Prompt: Your job is to write out each record exactly, leaving none out.

Data under study:
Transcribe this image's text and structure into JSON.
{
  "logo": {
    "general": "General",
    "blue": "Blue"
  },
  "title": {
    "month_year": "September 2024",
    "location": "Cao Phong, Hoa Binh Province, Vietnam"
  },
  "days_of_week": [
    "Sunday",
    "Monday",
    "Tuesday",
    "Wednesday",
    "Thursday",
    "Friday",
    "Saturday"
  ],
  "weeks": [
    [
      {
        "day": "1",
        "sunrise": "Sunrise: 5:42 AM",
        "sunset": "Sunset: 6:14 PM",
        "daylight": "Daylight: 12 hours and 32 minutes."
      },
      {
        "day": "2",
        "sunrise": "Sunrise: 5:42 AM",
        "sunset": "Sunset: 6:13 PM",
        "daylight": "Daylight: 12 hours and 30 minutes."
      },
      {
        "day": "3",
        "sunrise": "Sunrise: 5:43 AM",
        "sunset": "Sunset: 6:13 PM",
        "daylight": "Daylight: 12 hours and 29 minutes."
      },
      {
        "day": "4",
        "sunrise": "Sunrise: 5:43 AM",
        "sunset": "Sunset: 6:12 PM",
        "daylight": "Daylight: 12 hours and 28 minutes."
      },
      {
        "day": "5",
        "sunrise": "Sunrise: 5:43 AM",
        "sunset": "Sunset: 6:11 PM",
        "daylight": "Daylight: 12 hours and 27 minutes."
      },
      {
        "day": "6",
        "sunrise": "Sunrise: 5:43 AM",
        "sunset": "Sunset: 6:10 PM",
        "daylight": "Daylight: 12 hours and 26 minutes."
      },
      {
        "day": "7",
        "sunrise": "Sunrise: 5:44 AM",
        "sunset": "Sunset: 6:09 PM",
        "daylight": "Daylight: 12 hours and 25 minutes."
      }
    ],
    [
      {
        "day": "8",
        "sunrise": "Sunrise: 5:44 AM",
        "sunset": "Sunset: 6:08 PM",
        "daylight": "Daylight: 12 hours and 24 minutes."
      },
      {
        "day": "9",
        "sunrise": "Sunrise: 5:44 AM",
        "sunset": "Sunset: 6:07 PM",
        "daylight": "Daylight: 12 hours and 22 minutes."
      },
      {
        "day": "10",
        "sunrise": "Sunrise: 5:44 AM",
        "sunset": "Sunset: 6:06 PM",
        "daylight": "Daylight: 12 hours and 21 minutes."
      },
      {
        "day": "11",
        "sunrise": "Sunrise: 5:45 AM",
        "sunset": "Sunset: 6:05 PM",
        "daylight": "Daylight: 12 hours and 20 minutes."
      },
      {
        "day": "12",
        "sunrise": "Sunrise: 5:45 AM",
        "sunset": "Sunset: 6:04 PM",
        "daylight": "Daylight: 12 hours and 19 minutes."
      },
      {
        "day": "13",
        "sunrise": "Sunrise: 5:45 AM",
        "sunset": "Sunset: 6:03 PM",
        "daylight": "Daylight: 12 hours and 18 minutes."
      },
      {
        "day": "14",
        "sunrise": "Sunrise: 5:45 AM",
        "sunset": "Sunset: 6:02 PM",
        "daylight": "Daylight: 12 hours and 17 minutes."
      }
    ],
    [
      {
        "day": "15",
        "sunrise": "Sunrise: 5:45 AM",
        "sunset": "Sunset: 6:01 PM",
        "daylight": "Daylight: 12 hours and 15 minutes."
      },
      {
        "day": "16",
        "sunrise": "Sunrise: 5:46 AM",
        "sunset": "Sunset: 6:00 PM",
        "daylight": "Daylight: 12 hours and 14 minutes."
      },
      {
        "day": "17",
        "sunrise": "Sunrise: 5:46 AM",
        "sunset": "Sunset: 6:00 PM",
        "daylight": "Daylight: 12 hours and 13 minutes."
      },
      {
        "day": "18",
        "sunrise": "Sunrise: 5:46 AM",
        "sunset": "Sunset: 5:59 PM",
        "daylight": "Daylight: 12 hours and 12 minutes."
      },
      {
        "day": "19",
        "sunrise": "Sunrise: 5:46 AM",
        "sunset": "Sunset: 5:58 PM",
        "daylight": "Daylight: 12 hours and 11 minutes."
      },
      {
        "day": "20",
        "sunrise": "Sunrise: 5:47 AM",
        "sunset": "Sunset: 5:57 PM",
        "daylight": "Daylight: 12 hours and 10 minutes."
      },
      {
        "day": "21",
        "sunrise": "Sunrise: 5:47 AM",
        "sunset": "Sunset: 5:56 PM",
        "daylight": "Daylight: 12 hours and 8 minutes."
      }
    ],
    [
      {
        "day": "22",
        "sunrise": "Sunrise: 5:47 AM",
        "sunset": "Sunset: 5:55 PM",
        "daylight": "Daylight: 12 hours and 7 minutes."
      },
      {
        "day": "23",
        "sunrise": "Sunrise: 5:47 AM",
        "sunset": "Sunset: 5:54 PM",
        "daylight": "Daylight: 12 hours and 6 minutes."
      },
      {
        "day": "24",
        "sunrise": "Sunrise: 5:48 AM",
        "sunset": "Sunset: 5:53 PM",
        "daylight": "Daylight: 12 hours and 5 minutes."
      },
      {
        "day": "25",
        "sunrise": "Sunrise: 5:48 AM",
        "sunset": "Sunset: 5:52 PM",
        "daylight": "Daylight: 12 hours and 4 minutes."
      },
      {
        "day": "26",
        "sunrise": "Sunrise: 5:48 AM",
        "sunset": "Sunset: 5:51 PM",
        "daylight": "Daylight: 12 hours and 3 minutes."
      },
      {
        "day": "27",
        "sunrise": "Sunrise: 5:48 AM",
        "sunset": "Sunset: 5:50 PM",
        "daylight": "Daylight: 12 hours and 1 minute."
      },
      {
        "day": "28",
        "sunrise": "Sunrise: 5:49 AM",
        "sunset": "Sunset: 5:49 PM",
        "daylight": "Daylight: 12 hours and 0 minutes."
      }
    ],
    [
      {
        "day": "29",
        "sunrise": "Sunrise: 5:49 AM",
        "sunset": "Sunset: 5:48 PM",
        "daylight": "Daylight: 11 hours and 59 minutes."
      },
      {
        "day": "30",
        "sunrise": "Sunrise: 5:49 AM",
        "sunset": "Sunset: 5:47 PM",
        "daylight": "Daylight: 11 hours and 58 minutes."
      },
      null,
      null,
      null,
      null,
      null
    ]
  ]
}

Output of the exercise:
Transcribe this image's text and structure into JSON.
{
  "logo": {
    "general": "General",
    "blue": "Blue"
  },
  "title": {
    "month_year": "September 2024",
    "location": "Cao Phong, Hoa Binh Province, Vietnam"
  },
  "days_of_week": [
    "Sunday",
    "Monday",
    "Tuesday",
    "Wednesday",
    "Thursday",
    "Friday",
    "Saturday"
  ],
  "weeks": [
    [
      {
        "day": "1",
        "sunrise": "Sunrise: 5:42 AM",
        "sunset": "Sunset: 6:14 PM",
        "daylight": "Daylight: 12 hours and 32 minutes."
      },
      {
        "day": "2",
        "sunrise": "Sunrise: 5:42 AM",
        "sunset": "Sunset: 6:13 PM",
        "daylight": "Daylight: 12 hours and 30 minutes."
      },
      {
        "day": "3",
        "sunrise": "Sunrise: 5:43 AM",
        "sunset": "Sunset: 6:13 PM",
        "daylight": "Daylight: 12 hours and 29 minutes."
      },
      {
        "day": "4",
        "sunrise": "Sunrise: 5:43 AM",
        "sunset": "Sunset: 6:12 PM",
        "daylight": "Daylight: 12 hours and 28 minutes."
      },
      {
        "day": "5",
        "sunrise": "Sunrise: 5:43 AM",
        "sunset": "Sunset: 6:11 PM",
        "daylight": "Daylight: 12 hours and 27 minutes."
      },
      {
        "day": "6",
        "sunrise": "Sunrise: 5:43 AM",
        "sunset": "Sunset: 6:10 PM",
        "daylight": "Daylight: 12 hours and 26 minutes."
      },
      {
        "day": "7",
        "sunrise": "Sunrise: 5:44 AM",
        "sunset": "Sunset: 6:09 PM",
        "daylight": "Daylight: 12 hours and 25 minutes."
      }
    ],
    [
      {
        "day": "8",
        "sunrise": "Sunrise: 5:44 AM",
        "sunset": "Sunset: 6:08 PM",
        "daylight": "Daylight: 12 hours and 24 minutes."
      },
      {
        "day": "9",
        "sunrise": "Sunrise: 5:44 AM",
        "sunset": "Sunset: 6:07 PM",
        "daylight": "Daylight: 12 hours and 22 minutes."
      },
      {
        "day": "10",
        "sunrise": "Sunrise: 5:44 AM",
        "sunset": "Sunset: 6:06 PM",
        "daylight": "Daylight: 12 hours and 21 minutes."
      },
      {
        "day": "11",
        "sunrise": "Sunrise: 5:45 AM",
        "sunset": "Sunset: 6:05 PM",
        "daylight": "Daylight: 12 hours and 20 minutes."
      },
      {
        "day": "12",
        "sunrise": "Sunrise: 5:45 AM",
        "sunset": "Sunset: 6:04 PM",
        "daylight": "Daylight: 12 hours and 19 minutes."
      },
      {
        "day": "13",
        "sunrise": "Sunrise: 5:45 AM",
        "sunset": "Sunset: 6:03 PM",
        "daylight": "Daylight: 12 hours and 18 minutes."
      },
      {
        "day": "14",
        "sunrise": "Sunrise: 5:45 AM",
        "sunset": "Sunset: 6:02 PM",
        "daylight": "Daylight: 12 hours and 17 minutes."
      }
    ],
    [
      {
        "day": "15",
        "sunrise": "Sunrise: 5:45 AM",
        "sunset": "Sunset: 6:01 PM",
        "daylight": "Daylight: 12 hours and 15 minutes."
      },
      {
        "day": "16",
        "sunrise": "Sunrise: 5:46 AM",
        "sunset": "Sunset: 6:00 PM",
        "daylight": "Daylight: 12 hours and 14 minutes."
      },
      {
        "day": "17",
        "sunrise": "Sunrise: 5:46 AM",
        "sunset": "Sunset: 6:00 PM",
        "daylight": "Daylight: 12 hours and 13 minutes."
      },
      {
        "day": "18",
        "sunrise": "Sunrise: 5:46 AM",
        "sunset": "Sunset: 5:59 PM",
        "daylight": "Daylight: 12 hours and 12 minutes."
      },
      {
        "day": "19",
        "sunrise": "Sunrise: 5:46 AM",
        "sunset": "Sunset: 5:58 PM",
        "daylight": "Daylight: 12 hours and 11 minutes."
      },
      {
        "day": "20",
        "sunrise": "Sunrise: 5:47 AM",
        "sunset": "Sunset: 5:57 PM",
        "daylight": "Daylight: 12 hours and 10 minutes."
      },
      {
        "day": "21",
        "sunrise": "Sunrise: 5:47 AM",
        "sunset": "Sunset: 5:56 PM",
        "daylight": "Daylight: 12 hours and 8 minutes."
      }
    ],
    [
      {
        "day": "22",
        "sunrise": "Sunrise: 5:47 AM",
        "sunset": "Sunset: 5:55 PM",
        "daylight": "Daylight: 12 hours and 7 minutes."
      },
      {
        "day": "23",
        "sunrise": "Sunrise: 5:47 AM",
        "sunset": "Sunset: 5:54 PM",
        "daylight": "Daylight: 12 hours and 6 minutes."
      },
      {
        "day": "24",
        "sunrise": "Sunrise: 5:48 AM",
        "sunset": "Sunset: 5:53 PM",
        "daylight": "Daylight: 12 hours and 5 minutes."
      },
      {
        "day": "25",
        "sunrise": "Sunrise: 5:48 AM",
        "sunset": "Sunset: 5:52 PM",
        "daylight": "Daylight: 12 hours and 4 minutes."
      },
      {
        "day": "26",
        "sunrise": "Sunrise: 5:48 AM",
        "sunset": "Sunset: 5:51 PM",
        "daylight": "Daylight: 12 hours and 3 minutes."
      },
      {
        "day": "27",
        "sunrise": "Sunrise: 5:48 AM",
        "sunset": "Sunset: 5:50 PM",
        "daylight": "Daylight: 12 hours and 1 minute."
      },
      {
        "day": "28",
        "sunrise": "Sunrise: 5:49 AM",
        "sunset": "Sunset: 5:49 PM",
        "daylight": "Daylight: 12 hours and 0 minutes."
      }
    ],
    [
      {
        "day": "29",
        "sunrise": "Sunrise: 5:49 AM",
        "sunset": "Sunset: 5:48 PM",
        "daylight": "Daylight: 11 hours and 59 minutes."
      },
      {
        "day": "30",
        "sunrise": "Sunrise: 5:49 AM",
        "sunset": "Sunset: 5:47 PM",
        "daylight": "Daylight: 11 hours and 58 minutes."
      },
      null,
      null,
      null,
      null,
      null
    ]
  ]
}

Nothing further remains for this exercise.